So next came the herbalist someone talked to. He told my friend that – yes, he’d had something similar and he’d cured it by putting comfrey on his eyelids. So on went a glob of what looked like greasy spinach. It didn’t do much for the double vision, but it helped the trouble with bright light. Everything went dark green for a couple of days! Vitamins A-Z didn’t do much either. Neither did twenty types of herbal tea, acupuncture or a concoction made of boiled seaweed, honey and cumin seeds. One dear old soul even suggested meditation but, since I had bad hips, I couldn’t sit cross legged on the floor without screaming so that was the end of meditation.
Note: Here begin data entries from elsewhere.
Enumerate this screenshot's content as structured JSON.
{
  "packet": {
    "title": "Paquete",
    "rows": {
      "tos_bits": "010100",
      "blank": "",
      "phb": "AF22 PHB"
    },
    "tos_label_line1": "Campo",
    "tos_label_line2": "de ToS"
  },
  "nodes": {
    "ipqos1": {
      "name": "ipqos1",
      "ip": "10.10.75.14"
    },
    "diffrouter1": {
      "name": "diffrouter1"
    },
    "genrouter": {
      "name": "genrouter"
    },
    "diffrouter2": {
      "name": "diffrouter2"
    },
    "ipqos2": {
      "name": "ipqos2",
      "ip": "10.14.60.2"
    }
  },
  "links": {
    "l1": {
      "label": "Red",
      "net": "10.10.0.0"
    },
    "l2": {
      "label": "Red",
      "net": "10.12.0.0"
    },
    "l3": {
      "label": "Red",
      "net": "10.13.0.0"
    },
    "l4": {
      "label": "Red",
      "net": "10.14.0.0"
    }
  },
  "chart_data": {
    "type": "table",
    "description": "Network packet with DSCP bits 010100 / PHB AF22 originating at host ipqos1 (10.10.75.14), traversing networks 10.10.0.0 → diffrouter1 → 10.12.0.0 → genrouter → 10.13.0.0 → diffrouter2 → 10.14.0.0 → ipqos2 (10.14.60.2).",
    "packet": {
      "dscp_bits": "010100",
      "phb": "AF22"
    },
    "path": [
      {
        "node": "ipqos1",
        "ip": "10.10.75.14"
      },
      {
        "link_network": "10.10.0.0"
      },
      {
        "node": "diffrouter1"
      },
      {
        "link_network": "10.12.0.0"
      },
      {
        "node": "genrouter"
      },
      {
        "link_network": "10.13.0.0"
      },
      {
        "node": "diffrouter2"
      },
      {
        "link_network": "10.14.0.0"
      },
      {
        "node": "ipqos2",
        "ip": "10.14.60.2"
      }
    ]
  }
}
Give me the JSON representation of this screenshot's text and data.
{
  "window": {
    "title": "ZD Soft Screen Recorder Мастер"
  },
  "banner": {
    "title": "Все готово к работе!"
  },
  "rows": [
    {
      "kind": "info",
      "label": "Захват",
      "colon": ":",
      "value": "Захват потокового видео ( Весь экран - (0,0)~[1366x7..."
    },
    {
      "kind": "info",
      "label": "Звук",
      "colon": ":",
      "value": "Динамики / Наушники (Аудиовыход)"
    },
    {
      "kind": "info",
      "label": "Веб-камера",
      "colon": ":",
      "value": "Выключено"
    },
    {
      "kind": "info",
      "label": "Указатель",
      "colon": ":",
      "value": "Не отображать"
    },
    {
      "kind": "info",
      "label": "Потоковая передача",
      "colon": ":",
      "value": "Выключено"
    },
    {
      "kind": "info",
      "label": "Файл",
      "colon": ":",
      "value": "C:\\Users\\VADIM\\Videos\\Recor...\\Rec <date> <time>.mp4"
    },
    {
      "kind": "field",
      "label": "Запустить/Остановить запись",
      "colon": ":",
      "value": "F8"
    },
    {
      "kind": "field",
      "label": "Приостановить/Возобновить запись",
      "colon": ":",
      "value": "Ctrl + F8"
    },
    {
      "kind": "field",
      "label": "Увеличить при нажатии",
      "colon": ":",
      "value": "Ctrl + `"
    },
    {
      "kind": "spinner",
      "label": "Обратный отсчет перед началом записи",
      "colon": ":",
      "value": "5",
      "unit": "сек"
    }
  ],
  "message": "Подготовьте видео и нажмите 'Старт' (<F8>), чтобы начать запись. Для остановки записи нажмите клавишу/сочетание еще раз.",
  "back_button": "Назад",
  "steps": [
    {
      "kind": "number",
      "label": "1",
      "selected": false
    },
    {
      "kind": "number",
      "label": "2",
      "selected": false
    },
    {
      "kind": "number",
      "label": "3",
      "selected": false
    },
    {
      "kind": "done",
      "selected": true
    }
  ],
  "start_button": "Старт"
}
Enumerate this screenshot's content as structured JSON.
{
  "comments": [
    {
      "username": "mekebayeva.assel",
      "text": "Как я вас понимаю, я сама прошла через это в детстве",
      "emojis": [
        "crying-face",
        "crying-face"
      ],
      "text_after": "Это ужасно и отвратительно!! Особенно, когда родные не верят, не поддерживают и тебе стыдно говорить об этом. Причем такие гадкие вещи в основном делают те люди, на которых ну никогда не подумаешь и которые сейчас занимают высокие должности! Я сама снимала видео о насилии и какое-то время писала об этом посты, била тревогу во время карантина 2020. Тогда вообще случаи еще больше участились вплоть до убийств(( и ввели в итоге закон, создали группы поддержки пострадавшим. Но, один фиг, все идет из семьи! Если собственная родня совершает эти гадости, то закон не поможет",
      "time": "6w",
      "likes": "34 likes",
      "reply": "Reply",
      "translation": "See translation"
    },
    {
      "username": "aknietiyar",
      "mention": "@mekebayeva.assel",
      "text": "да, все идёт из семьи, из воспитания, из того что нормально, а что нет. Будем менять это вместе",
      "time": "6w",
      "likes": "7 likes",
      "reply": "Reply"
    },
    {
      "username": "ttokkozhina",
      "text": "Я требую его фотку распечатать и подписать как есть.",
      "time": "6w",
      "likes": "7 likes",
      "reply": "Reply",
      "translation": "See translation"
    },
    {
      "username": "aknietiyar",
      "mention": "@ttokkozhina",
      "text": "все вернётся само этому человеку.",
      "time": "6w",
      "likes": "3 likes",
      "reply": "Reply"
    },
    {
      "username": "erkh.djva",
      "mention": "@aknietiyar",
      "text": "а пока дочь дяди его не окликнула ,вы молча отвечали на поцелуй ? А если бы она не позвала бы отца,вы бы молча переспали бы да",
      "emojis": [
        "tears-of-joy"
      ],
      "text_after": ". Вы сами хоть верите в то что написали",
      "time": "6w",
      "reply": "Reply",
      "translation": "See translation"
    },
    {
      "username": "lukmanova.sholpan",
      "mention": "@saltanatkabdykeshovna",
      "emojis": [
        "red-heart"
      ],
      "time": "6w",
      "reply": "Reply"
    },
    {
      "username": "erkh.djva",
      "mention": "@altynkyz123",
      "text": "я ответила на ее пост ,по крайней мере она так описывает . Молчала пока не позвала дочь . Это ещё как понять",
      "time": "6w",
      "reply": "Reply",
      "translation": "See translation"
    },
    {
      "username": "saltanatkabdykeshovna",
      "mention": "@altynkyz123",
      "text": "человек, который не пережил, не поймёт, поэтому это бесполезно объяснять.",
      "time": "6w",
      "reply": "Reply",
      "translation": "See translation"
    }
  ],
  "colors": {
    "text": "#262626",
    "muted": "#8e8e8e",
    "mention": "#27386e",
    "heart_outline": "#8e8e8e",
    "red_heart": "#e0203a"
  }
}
Then an eye specialist who should have known better failed to recognise the symptoms of myasthenia and recommended a course of exercises for the double vision. They were great! The double vision became no vision at all as my eyelids, having had enough of all this comfrey, exercise and battered taste buds simply refused to open at all!
So by the time I staggered up the steps of my GP’s surgery, groped for the waiting room door handle, stepped on the five year old boy playing on the floor , apologised to his mother, and slumped into a seat, I was ready to jump out the window if only I could have found it! It took just two minutes. My GP looked at me, held a finger up and asked how many I could see. Silly question. Two, of course! Then he said:” I know what you’ve got. You’ve got myasthenia gravis……very interesting…..you’re the first case I’ve seen. Hang on, I’ll get my partner”. So the partner came and they held up fingers and looked at me as if I’d just arrived from Mars and found me “verrrrry interesting.”
So did the specialist. He asked me how I felt about having my thymus out. I thought he was trying to tell me that my zipper was undone, but it dawned on me that he was considering having me cut about. He sent me for a cat scan, and they found me verrrrrry interesting too. But when I took the pictures back to the specialist he said my thymus could stay in but I had to take Prednisone and Mestinon and Imuran.
Just after that I went to Germany and a medical cousin recommended something that actually did work for quite some time. It comprised daily drops and injections of a compound made of snake venom and, for a while, it seemed to make a definite improvement in my condition. But then, a couple of years later there was a delay in delivery and I ran out. Although I resumed the treatment a few months later it was never the same. I wasn’t sorry because it cost me $4000 a year and endless stressful weeks waiting to see if the parcel would arrive. As well as that, the injections in my sit-me-down was creating hard lumps of scar tissue, and my poor bottom was starting to feel like a pineapple.
There’s a moral in all this. If you’ve got myasthenia, try anything you like. As with me, some of it may work. But whatever you eventually decide to do, let the experts look at you first!